Lately, several entrepreneurs have asked me about venture debt. Venture debt is bank-provided debt for startups that have raised money from venture capitalists or have a few million in annual recurring revenue. At Pardot, we didn’t raise any venture capital but we did use a $3M line of credit from SVB. Only, I’m not seeing entrepreneurs sign up for venture debt to actually use, like we did at Pardot.
Today, entrepreneurs are signing up for venture debt as a safety net. The idea is to have the money available in the event things don’t go according to plan, but not to be used as part of the plan. Here are a few thoughts on venture debt as safety net:
- Entrepreneurs are optimistic at their core, but they also know that things don’t always work out like the plan. Having a financial back up option provides some peace of mind.
- Venture debt has a price (legal fees, closing costs, etc.) but the actual debt doesn’t have to be drawn down making it much cheaper than expected to have access to the capital
- Signing up for venture debt requires more ongoing financial rigor with the bank, but that financial rigor is a good thing in that there’s another set of eyes reviewing the business operations (e.g. someone at the bank that reviews a number of these types of businesses)
Entrepreneurs that have the scale or funding should actively evaluate venture debt as a safety net. The costs are relatively low and the value is high.
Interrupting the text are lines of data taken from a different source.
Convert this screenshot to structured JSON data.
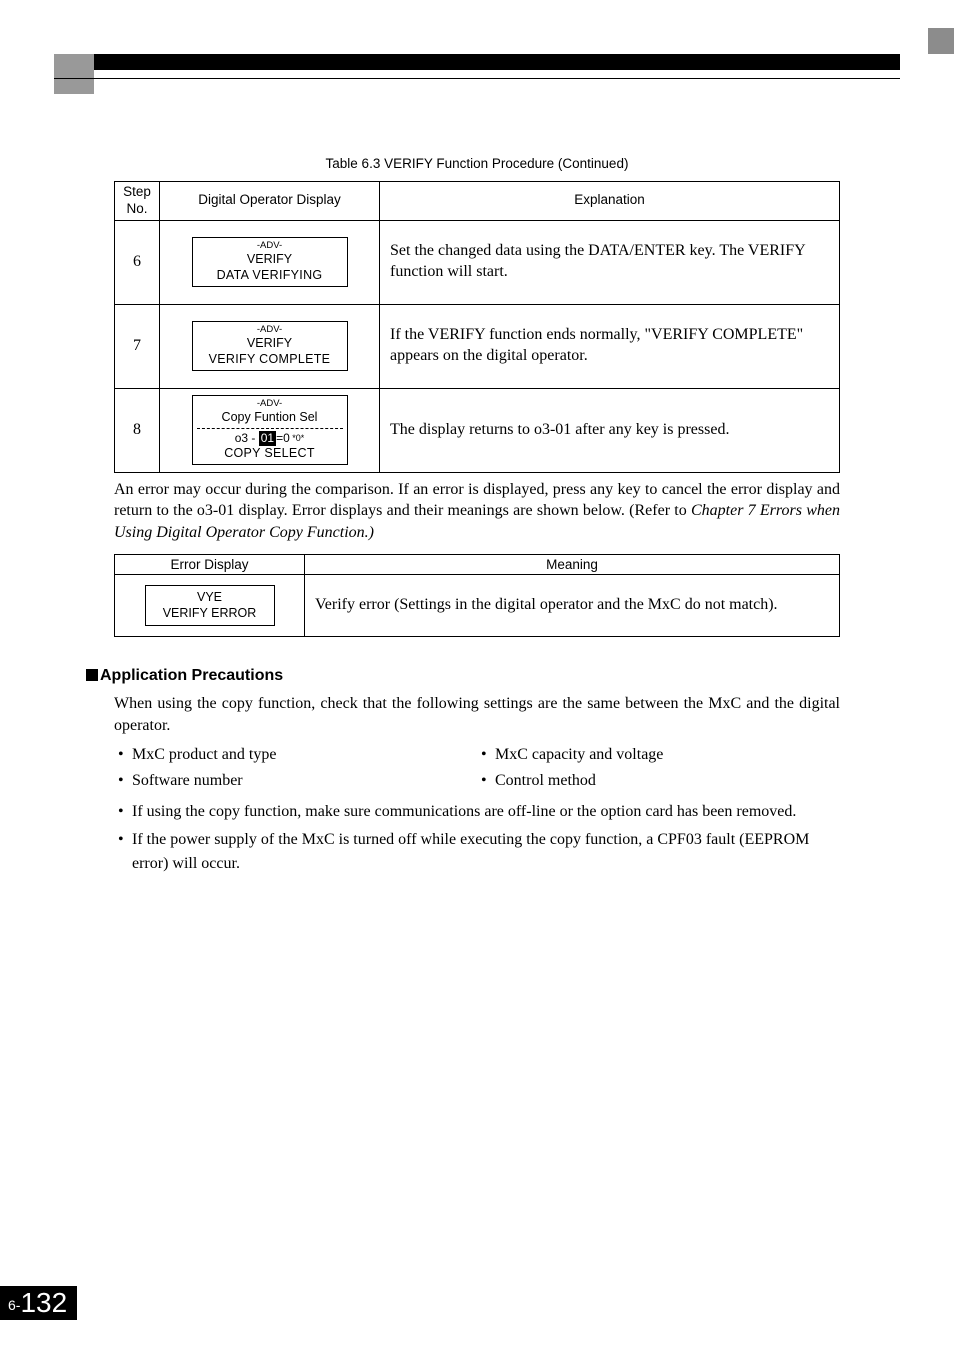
{
  "header": {},
  "table_caption": "Table 6.3   VERIFY Function Procedure (Continued)",
  "proc_table": {
    "head": {
      "step": "Step\nNo.",
      "display": "Digital Operator Display",
      "expl": "Explanation"
    },
    "rows": [
      {
        "no": "6",
        "lcd": {
          "l1": "-ADV-",
          "l2": "VERIFY",
          "l3": "DATA VERIFYING"
        },
        "expl": "Set the changed data using the DATA/ENTER key. The VERIFY function will start."
      },
      {
        "no": "7",
        "lcd": {
          "l1": "-ADV-",
          "l2": "VERIFY",
          "l3": "VERIFY  COMPLETE"
        },
        "expl": "If the VERIFY function ends normally, \"VERIFY COMPLETE\" appears on the digital operator."
      },
      {
        "no": "8",
        "lcd": {
          "l1": "-ADV-",
          "l2": "Copy Funtion Sel",
          "param_prefix": "o3 - ",
          "param_hl": "01",
          "param_suffix": "=0",
          "param_star": " *0*",
          "l4": "COPY SELECT"
        },
        "expl": "The display returns to o3-01 after any key is pressed."
      }
    ]
  },
  "note": {
    "text_a": "An error may occur during the comparison. If an error is displayed, press any key to cancel the error display and return to the o3-01 display. Error displays and their meanings are shown below. (Refer to ",
    "text_ital": "Chapter 7 Errors when Using Digital Operator Copy Function.)"
  },
  "err_table": {
    "head": {
      "disp": "Error Display",
      "mean": "Meaning"
    },
    "row": {
      "lcd": {
        "l1": "VYE",
        "l2": "VERIFY ERROR"
      },
      "mean": "Verify error (Settings in the digital operator and the MxC do not match)."
    }
  },
  "section": {
    "title": "Application Precautions",
    "para": "When using the copy function, check that the following settings are the same between the MxC and the digital operator.",
    "pairs": [
      "MxC product and type",
      "MxC capacity and voltage",
      "Software number",
      "Control method"
    ],
    "bullets": [
      "If using the copy function, make sure communications are off-line or the option card has been removed.",
      "If the power supply of the MxC is turned off while executing the copy function, a CPF03 fault (EEPROM error) will occur."
    ]
  },
  "footer": {
    "chapter": "6",
    "sep": "-",
    "page": "132"
  }
}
What else? What are some more thoughts on venture debt as safety net?